DIRECTIONS FOR THIS TASK -
Determine how many lines in the material below contain the string "label", then state only that count.

[Opening RECORDS FOR THIS TASK section]

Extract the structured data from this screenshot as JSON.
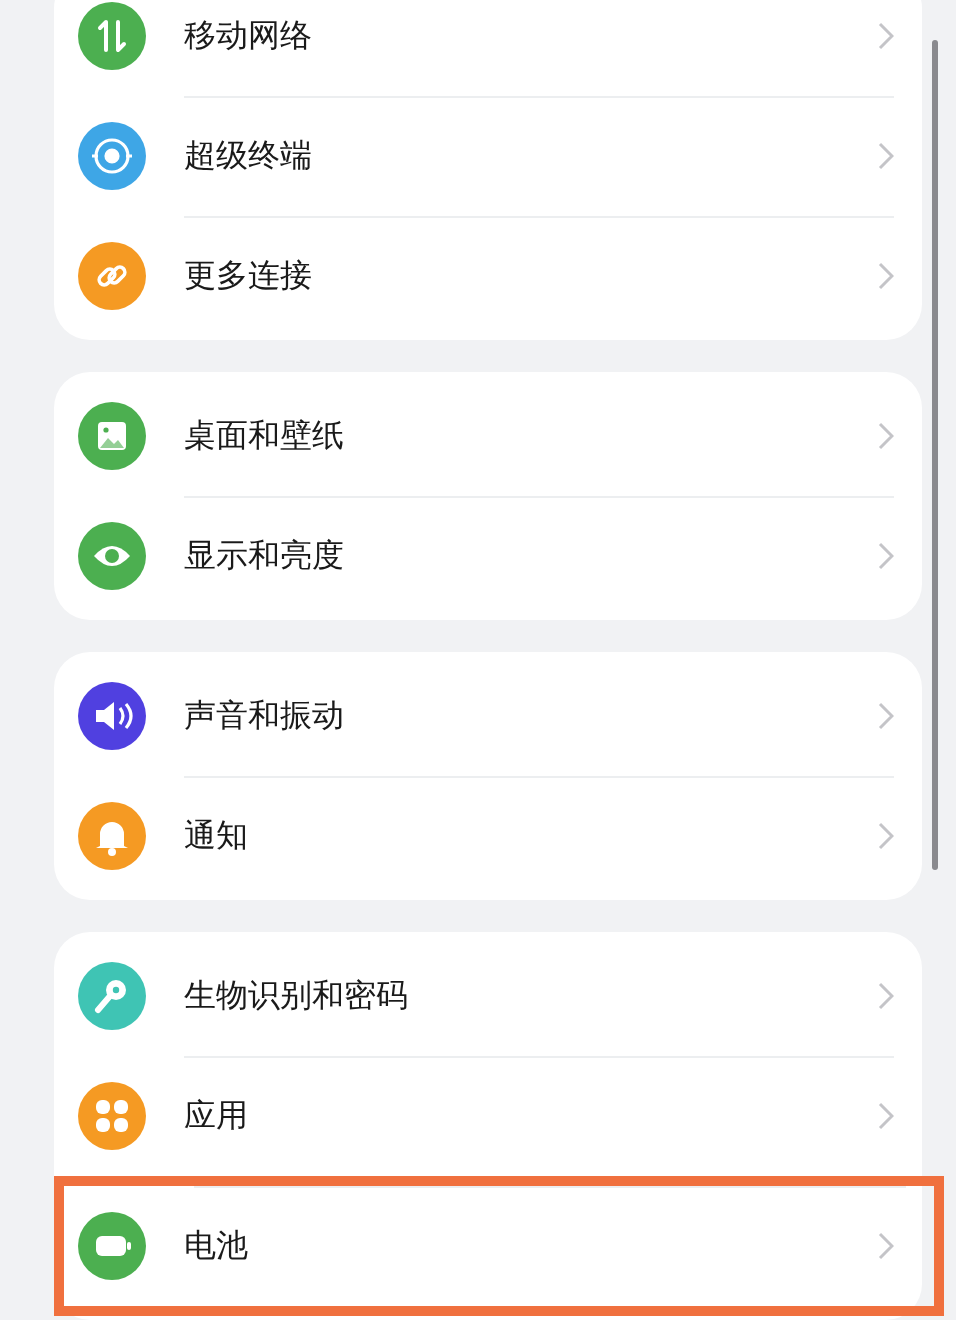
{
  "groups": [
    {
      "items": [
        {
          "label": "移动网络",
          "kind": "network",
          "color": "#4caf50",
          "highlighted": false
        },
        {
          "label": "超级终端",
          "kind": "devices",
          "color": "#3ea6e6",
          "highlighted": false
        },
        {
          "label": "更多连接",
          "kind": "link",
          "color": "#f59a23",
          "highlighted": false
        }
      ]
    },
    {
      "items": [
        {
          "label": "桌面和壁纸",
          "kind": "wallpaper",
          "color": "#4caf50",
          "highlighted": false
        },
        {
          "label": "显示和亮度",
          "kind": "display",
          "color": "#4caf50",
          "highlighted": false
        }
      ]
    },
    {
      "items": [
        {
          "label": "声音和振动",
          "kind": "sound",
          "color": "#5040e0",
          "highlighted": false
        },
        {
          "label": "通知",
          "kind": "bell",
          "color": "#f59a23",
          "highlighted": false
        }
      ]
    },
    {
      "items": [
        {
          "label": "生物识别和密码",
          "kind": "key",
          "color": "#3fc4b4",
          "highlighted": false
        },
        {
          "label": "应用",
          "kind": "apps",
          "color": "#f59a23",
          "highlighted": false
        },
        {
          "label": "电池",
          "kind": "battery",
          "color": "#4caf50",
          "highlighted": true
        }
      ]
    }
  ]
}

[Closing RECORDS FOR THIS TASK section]

YOUR RESPONSE -
10